    ABSTRACT: The aim of the present paper is to evaluate the effect of the high molecular weight chitosan (HMWC) and of sodium alginate (NaAL) on surface hydrophobicity of Candida albicans and on adhesion of the yeast to epithelial cells and fibroblasts of different proceeding. For this study, a collection strain and seven isolates of C. albicans from saliva (patients with denture stomatitis) were grown in Sabouraud glucose agar supplemented with HMWC or NaAL or in absence of them (control). Hydrophobicity was determined by adhesion to hydrocarbons method using two organic media (xylene and chloroform). For adhesion experiments, aqueous suspensions of yeasts were contacted with solutions of biopolymers and different cells (rat and human fibroblasts and epithelial cells Hep-2). The quantification of adhesion was made by optical microscopy. RESULTS: A decrease in hydrophobicity was observed in the presence of HMWC (44%) and of NaAL (82%) when chloroform was employed as organic medium, meanwhile the decreases were of 30% with HMWC and 19% with NaAL in the presence of xylene. Adhesion of C. albicans to epithelial cells and human fibroblasts decreased significantly with both biopolymers. In the case of rat fibroblasts, a decrease was observed only with NaAL. None of experiments showed significant differences associated to fibroblast type. CONCLUSIONS: Biopolymers showed effectiveness in reducing hydrophobicity and adhesion of C. albicans to cells, which are important virulence factors related to colonization of the soft tissues of host or acrylic surfaces present in the oral system.
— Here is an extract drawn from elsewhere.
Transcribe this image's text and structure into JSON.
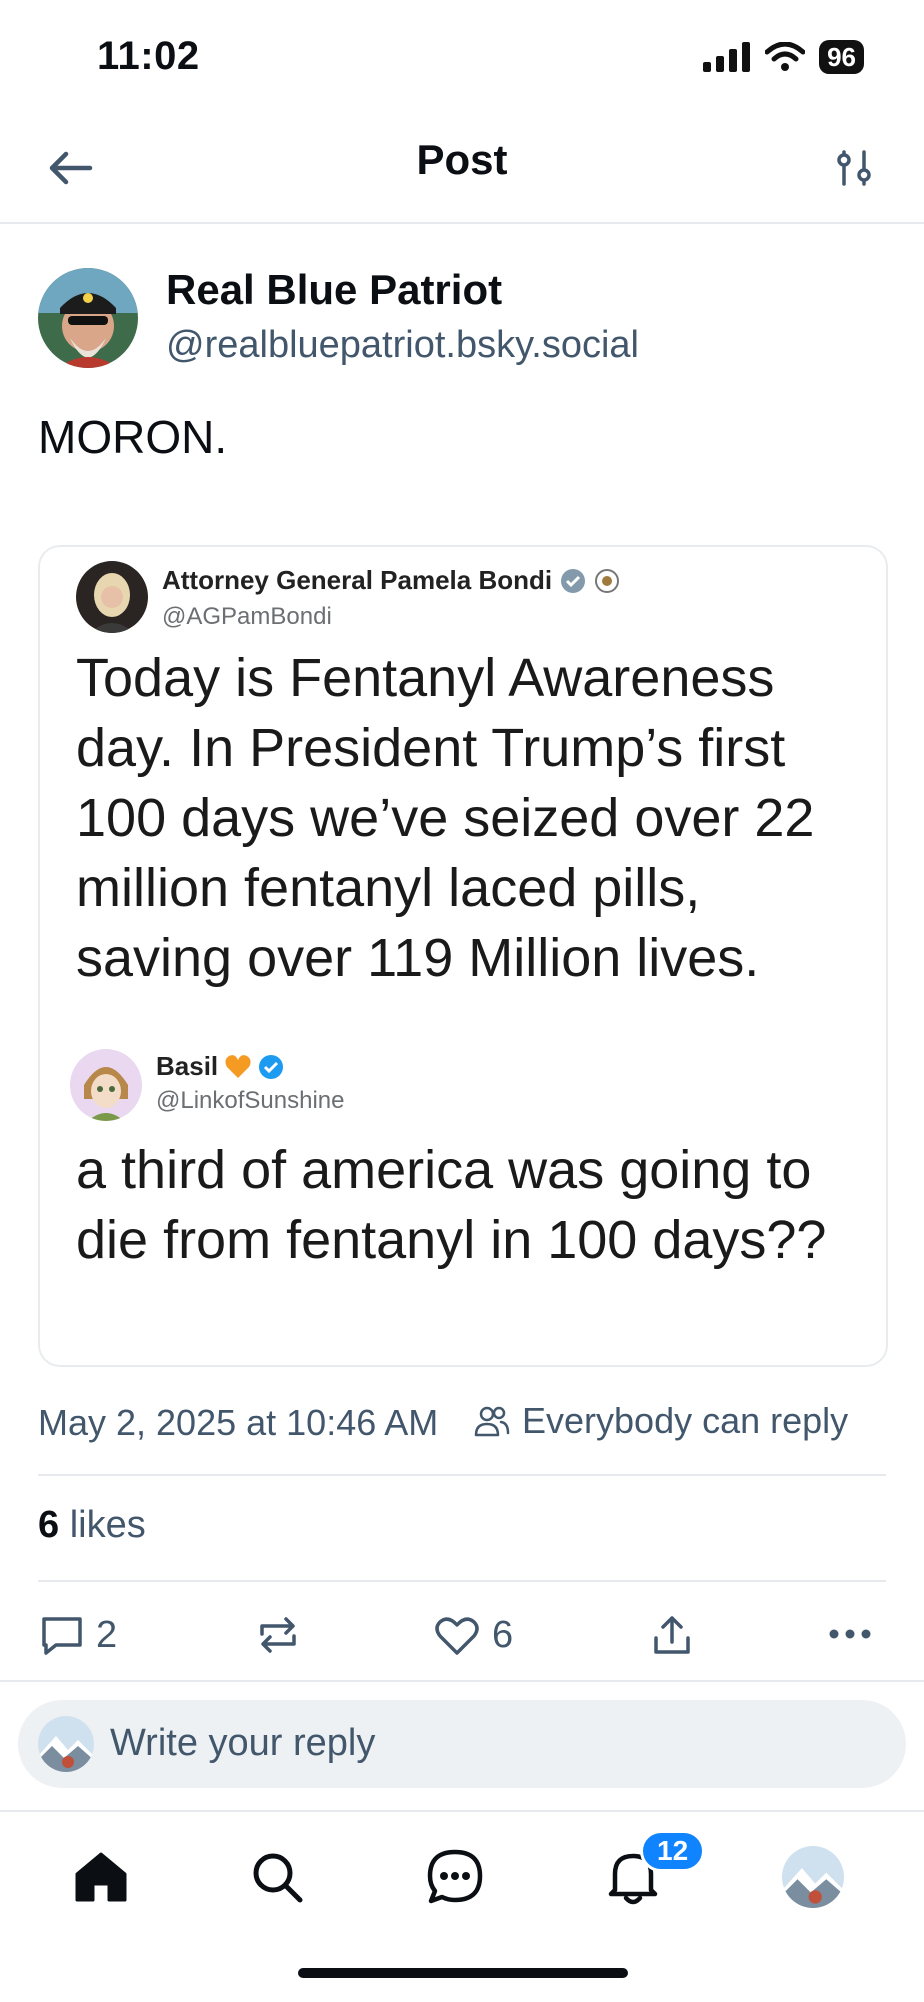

    Medicina oral, patologia oral y cirugia bucal 04/2006; 11(2):E120-5. · 1.02 Impact Factor